What the task requires: An exact reprint of every record below is required, with the pictures left out.

Source data:
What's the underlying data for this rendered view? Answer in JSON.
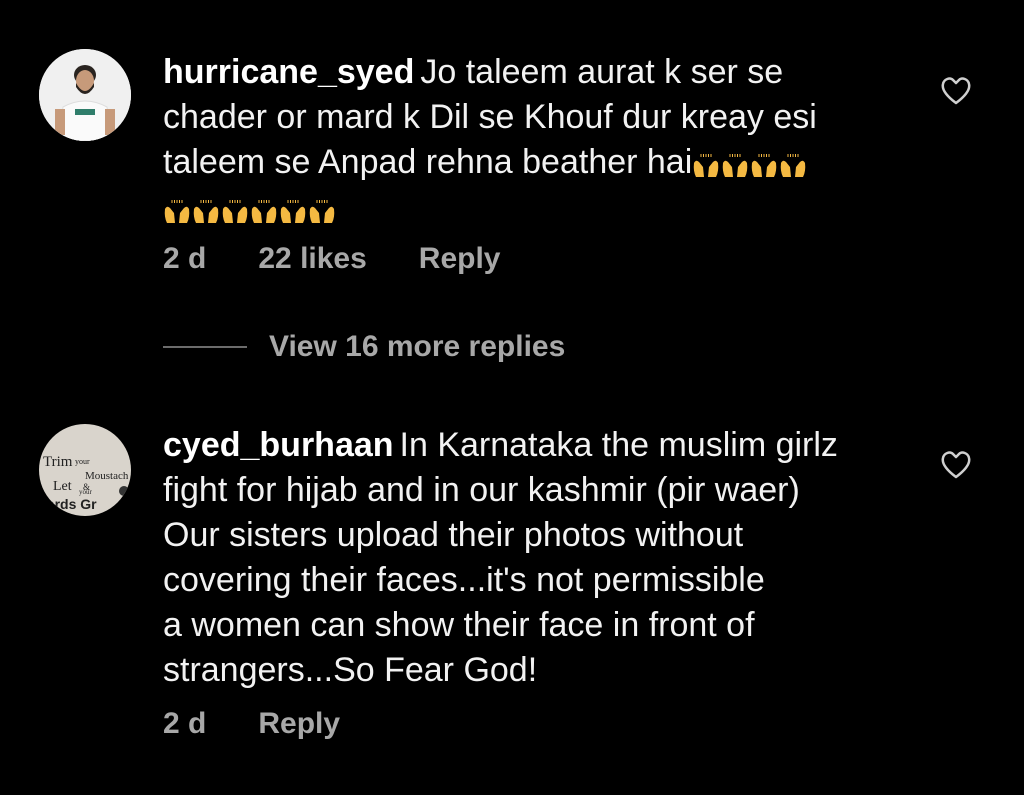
{
  "comments": [
    {
      "username": "hurricane_syed",
      "text": "Jo taleem aurat k ser se chader or mard k Dil se Khouf dur kreay esi taleem se Anpad rehna beather hai",
      "line1": "Jo taleem aurat k ser se",
      "line2": "chader or mard k Dil se Khouf dur kreay esi",
      "line3": "taleem se Anpad rehna beather hai",
      "emoji_count_line3": 4,
      "emoji_count_line4": 6,
      "emoji_name": "raising-hands-emoji",
      "time": "2 d",
      "likes": "22 likes",
      "reply_label": "Reply",
      "avatar_icon": "profile-photo-man"
    },
    {
      "username": "cyed_burhaan",
      "line1": "In Karnataka the muslim girlz",
      "line2": "fight for hijab and in our kashmir (pir waer)",
      "line3": "Our sisters upload their photos without",
      "line4": "covering their faces...it's not permissible",
      "line5": "a women can show their face in front of",
      "line6": "strangers...So Fear God!",
      "time": "2 d",
      "reply_label": "Reply",
      "avatar_text": {
        "l1": "Trim",
        "l1b": "your",
        "l2": "Moustach",
        "l3": "Let",
        "l3b": "your",
        "l3c": "&",
        "l4": "eards Gr"
      }
    }
  ],
  "view_replies_label": "View 16 more replies",
  "colors": {
    "background": "#000000",
    "text": "#f2f2f2",
    "secondary": "#a8a8a8",
    "emoji": "#f4b942"
  },
  "icons": {
    "like": "heart-outline-icon"
  }
}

Exercise solution:
What's the underlying data for this rendered view? Answer in JSON.
{
  "comments": [
    {
      "username": "hurricane_syed",
      "text": "Jo taleem aurat k ser se chader or mard k Dil se Khouf dur kreay esi taleem se Anpad rehna beather hai",
      "line1": "Jo taleem aurat k ser se",
      "line2": "chader or mard k Dil se Khouf dur kreay esi",
      "line3": "taleem se Anpad rehna beather hai",
      "emoji_count_line3": 4,
      "emoji_count_line4": 6,
      "emoji_name": "raising-hands-emoji",
      "time": "2 d",
      "likes": "22 likes",
      "reply_label": "Reply",
      "avatar_icon": "profile-photo-man"
    },
    {
      "username": "cyed_burhaan",
      "line1": "In Karnataka the muslim girlz",
      "line2": "fight for hijab and in our kashmir (pir waer)",
      "line3": "Our sisters upload their photos without",
      "line4": "covering their faces...it's not permissible",
      "line5": "a women can show their face in front of",
      "line6": "strangers...So Fear God!",
      "time": "2 d",
      "reply_label": "Reply",
      "avatar_text": {
        "l1": "Trim",
        "l1b": "your",
        "l2": "Moustach",
        "l3": "Let",
        "l3b": "your",
        "l3c": "&",
        "l4": "eards Gr"
      }
    }
  ],
  "view_replies_label": "View 16 more replies",
  "colors": {
    "background": "#000000",
    "text": "#f2f2f2",
    "secondary": "#a8a8a8",
    "emoji": "#f4b942"
  },
  "icons": {
    "like": "heart-outline-icon"
  }
}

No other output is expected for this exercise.